WHAT TO WORK ON: Write out the data below in full. Keep it exact.

***** DATA PROVIDED *****

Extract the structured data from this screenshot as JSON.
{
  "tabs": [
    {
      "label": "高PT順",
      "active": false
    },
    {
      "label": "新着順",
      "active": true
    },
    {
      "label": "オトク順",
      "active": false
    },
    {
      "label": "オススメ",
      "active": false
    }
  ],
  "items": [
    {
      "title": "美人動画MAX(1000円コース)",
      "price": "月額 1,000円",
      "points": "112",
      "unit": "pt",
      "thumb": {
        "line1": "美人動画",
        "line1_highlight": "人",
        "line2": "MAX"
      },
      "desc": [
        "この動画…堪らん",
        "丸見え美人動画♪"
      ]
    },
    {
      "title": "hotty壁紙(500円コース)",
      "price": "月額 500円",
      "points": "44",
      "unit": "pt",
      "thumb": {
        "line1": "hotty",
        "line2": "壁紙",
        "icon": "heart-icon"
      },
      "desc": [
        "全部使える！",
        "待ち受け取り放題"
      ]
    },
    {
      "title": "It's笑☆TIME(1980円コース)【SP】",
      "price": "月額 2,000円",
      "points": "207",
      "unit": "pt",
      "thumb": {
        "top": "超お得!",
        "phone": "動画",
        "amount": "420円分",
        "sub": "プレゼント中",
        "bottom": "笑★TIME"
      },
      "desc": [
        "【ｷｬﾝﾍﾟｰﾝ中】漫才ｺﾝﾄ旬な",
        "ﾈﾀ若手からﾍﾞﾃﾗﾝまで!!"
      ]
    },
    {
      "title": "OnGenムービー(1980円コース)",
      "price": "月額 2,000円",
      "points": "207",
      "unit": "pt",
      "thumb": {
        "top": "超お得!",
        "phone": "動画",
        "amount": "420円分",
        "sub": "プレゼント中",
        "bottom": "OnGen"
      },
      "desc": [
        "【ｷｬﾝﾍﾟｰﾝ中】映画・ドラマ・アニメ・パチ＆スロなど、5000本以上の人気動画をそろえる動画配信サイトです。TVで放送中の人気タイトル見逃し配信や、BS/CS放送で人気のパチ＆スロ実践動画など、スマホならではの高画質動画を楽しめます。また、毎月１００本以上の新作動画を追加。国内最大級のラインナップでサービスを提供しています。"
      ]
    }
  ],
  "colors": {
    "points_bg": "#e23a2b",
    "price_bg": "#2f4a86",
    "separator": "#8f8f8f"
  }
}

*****

SOLUTION:
Extract the structured data from this screenshot as JSON.
{
  "tabs": [
    {
      "label": "高PT順",
      "active": false
    },
    {
      "label": "新着順",
      "active": true
    },
    {
      "label": "オトク順",
      "active": false
    },
    {
      "label": "オススメ",
      "active": false
    }
  ],
  "items": [
    {
      "title": "美人動画MAX(1000円コース)",
      "price": "月額 1,000円",
      "points": "112",
      "unit": "pt",
      "thumb": {
        "line1": "美人動画",
        "line1_highlight": "人",
        "line2": "MAX"
      },
      "desc": [
        "この動画…堪らん",
        "丸見え美人動画♪"
      ]
    },
    {
      "title": "hotty壁紙(500円コース)",
      "price": "月額 500円",
      "points": "44",
      "unit": "pt",
      "thumb": {
        "line1": "hotty",
        "line2": "壁紙",
        "icon": "heart-icon"
      },
      "desc": [
        "全部使える！",
        "待ち受け取り放題"
      ]
    },
    {
      "title": "It's笑☆TIME(1980円コース)【SP】",
      "price": "月額 2,000円",
      "points": "207",
      "unit": "pt",
      "thumb": {
        "top": "超お得!",
        "phone": "動画",
        "amount": "420円分",
        "sub": "プレゼント中",
        "bottom": "笑★TIME"
      },
      "desc": [
        "【ｷｬﾝﾍﾟｰﾝ中】漫才ｺﾝﾄ旬な",
        "ﾈﾀ若手からﾍﾞﾃﾗﾝまで!!"
      ]
    },
    {
      "title": "OnGenムービー(1980円コース)",
      "price": "月額 2,000円",
      "points": "207",
      "unit": "pt",
      "thumb": {
        "top": "超お得!",
        "phone": "動画",
        "amount": "420円分",
        "sub": "プレゼント中",
        "bottom": "OnGen"
      },
      "desc": [
        "【ｷｬﾝﾍﾟｰﾝ中】映画・ドラマ・アニメ・パチ＆スロなど、5000本以上の人気動画をそろえる動画配信サイトです。TVで放送中の人気タイトル見逃し配信や、BS/CS放送で人気のパチ＆スロ実践動画など、スマホならではの高画質動画を楽しめます。また、毎月１００本以上の新作動画を追加。国内最大級のラインナップでサービスを提供しています。"
      ]
    }
  ],
  "colors": {
    "points_bg": "#e23a2b",
    "price_bg": "#2f4a86",
    "separator": "#8f8f8f"
  }
}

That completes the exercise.